*WORK ITEM*: Look through the records below and copy each line that includes the word "structured".

*Dataset rows describing interfaces*:
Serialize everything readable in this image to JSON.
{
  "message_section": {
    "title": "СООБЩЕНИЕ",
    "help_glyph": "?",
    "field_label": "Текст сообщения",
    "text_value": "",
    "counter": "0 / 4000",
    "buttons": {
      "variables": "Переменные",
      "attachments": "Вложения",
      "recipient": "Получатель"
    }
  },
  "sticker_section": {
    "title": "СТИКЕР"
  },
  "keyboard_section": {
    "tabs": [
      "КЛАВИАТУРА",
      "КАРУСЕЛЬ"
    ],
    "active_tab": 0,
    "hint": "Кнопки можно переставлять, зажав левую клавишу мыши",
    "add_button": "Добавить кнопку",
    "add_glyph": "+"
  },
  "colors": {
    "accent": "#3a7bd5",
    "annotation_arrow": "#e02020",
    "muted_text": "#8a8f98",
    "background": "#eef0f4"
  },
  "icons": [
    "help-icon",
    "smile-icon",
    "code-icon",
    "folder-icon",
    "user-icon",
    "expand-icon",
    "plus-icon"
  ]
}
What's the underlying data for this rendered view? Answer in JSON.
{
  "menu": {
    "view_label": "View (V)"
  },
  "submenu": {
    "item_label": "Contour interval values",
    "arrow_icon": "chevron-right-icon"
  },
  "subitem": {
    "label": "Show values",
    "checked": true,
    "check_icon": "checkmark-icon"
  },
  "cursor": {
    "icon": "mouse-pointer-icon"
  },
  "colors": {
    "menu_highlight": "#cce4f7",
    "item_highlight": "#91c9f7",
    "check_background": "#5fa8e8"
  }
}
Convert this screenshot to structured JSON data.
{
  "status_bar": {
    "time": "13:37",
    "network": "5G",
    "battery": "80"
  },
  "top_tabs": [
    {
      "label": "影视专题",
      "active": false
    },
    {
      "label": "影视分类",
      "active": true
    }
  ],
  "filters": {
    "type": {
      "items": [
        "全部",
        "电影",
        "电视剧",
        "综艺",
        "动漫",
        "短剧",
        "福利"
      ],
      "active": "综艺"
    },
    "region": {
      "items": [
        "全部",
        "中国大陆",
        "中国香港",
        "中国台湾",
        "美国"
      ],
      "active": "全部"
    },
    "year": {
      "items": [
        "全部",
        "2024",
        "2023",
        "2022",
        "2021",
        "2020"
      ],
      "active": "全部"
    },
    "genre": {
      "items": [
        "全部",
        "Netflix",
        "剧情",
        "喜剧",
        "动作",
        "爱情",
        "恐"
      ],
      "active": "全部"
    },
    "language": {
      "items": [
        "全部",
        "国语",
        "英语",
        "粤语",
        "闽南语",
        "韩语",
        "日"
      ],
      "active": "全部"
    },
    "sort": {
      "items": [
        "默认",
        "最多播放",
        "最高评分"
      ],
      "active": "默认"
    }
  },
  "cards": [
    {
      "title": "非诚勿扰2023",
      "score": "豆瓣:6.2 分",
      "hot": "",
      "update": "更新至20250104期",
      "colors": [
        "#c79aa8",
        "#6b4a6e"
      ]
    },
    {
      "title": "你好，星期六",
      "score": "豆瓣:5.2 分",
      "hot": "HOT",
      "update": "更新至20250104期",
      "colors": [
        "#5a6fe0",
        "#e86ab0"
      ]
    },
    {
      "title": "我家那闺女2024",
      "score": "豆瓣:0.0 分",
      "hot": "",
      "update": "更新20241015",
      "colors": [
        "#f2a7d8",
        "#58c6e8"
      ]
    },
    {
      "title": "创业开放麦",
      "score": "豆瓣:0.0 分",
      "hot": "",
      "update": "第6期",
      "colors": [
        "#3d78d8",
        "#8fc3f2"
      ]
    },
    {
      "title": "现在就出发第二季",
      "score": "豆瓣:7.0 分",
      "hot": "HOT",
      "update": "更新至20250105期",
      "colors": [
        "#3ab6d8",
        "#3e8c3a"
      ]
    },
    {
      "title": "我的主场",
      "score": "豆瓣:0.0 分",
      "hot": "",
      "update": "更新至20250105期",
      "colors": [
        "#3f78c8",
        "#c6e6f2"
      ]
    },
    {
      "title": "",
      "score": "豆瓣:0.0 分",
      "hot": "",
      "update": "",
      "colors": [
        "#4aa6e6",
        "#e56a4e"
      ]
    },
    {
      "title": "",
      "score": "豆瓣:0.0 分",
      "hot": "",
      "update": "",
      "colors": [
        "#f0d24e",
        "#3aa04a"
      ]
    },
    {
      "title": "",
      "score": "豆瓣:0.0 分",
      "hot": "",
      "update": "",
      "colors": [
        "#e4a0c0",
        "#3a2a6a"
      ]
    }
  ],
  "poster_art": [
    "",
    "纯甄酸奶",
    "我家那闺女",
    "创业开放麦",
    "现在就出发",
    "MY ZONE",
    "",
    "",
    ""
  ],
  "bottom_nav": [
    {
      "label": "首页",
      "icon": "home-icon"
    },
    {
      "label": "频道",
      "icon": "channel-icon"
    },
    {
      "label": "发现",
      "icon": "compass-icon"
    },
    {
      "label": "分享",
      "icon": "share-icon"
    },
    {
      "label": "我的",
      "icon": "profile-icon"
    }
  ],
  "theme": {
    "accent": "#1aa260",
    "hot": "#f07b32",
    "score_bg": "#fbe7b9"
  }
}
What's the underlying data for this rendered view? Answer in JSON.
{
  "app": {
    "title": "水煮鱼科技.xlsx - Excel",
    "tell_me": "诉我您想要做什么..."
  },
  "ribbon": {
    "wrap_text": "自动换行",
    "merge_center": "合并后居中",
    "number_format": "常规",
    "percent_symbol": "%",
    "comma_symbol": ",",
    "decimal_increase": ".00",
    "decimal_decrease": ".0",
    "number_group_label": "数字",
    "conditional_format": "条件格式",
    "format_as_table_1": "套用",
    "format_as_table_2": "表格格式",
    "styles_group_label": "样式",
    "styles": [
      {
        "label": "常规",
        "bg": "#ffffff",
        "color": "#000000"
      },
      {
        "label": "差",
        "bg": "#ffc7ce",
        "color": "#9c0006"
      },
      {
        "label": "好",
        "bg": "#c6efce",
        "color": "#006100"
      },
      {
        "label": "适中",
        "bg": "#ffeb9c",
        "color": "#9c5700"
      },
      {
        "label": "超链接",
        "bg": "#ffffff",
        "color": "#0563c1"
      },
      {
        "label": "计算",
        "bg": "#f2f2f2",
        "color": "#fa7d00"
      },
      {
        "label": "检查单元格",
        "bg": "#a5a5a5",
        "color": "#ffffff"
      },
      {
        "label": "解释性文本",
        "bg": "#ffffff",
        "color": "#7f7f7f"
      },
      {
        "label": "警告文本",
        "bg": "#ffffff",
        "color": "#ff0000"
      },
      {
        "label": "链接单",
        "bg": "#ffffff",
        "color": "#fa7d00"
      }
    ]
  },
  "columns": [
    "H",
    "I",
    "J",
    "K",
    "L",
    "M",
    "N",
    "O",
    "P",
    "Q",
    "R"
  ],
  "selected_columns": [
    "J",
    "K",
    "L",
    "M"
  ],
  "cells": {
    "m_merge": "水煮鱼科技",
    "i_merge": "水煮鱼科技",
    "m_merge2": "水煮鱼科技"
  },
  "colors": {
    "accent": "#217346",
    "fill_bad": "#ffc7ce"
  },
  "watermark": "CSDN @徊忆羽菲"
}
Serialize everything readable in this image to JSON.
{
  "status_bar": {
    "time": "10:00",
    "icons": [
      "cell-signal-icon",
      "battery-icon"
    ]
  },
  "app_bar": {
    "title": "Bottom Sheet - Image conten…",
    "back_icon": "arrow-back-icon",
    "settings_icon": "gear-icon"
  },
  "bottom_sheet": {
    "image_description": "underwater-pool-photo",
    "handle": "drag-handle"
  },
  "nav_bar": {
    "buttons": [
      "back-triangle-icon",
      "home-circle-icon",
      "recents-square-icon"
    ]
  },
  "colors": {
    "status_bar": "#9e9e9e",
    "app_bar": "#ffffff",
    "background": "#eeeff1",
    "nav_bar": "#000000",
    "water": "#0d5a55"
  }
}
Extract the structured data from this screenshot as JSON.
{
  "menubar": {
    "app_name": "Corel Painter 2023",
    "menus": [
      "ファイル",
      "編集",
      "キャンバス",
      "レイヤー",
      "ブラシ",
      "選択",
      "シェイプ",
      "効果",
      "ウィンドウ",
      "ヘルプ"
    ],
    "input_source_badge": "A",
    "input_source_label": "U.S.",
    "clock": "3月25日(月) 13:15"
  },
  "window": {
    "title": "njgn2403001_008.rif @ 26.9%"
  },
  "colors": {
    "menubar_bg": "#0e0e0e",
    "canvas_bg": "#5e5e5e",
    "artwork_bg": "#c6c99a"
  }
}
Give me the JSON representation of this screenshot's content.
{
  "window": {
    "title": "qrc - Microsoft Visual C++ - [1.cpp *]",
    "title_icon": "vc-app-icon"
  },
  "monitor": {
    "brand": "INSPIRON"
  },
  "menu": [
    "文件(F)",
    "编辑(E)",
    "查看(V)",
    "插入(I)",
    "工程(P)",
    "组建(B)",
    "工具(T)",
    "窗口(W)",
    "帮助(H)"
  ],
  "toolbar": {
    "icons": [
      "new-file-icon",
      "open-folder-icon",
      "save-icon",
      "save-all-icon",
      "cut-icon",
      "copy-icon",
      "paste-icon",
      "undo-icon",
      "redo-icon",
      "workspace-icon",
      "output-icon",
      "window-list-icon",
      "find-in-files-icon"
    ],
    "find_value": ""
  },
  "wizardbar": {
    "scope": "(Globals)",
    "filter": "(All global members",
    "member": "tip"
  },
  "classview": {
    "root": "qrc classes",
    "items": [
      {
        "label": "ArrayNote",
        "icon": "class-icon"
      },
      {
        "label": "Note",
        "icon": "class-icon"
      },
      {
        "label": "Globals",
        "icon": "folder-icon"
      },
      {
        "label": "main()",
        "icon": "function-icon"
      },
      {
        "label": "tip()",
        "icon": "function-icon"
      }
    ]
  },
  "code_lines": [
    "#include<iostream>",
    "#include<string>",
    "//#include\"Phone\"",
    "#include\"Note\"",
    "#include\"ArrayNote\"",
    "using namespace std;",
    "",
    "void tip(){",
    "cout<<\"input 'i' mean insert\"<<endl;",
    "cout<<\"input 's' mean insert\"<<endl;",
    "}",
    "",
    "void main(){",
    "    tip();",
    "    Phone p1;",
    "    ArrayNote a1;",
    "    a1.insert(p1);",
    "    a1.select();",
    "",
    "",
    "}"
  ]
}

*EXERCISE OUTPUT*:
Convert this screenshot to structured JSON data.
Extract the structured data from this screenshot as JSON.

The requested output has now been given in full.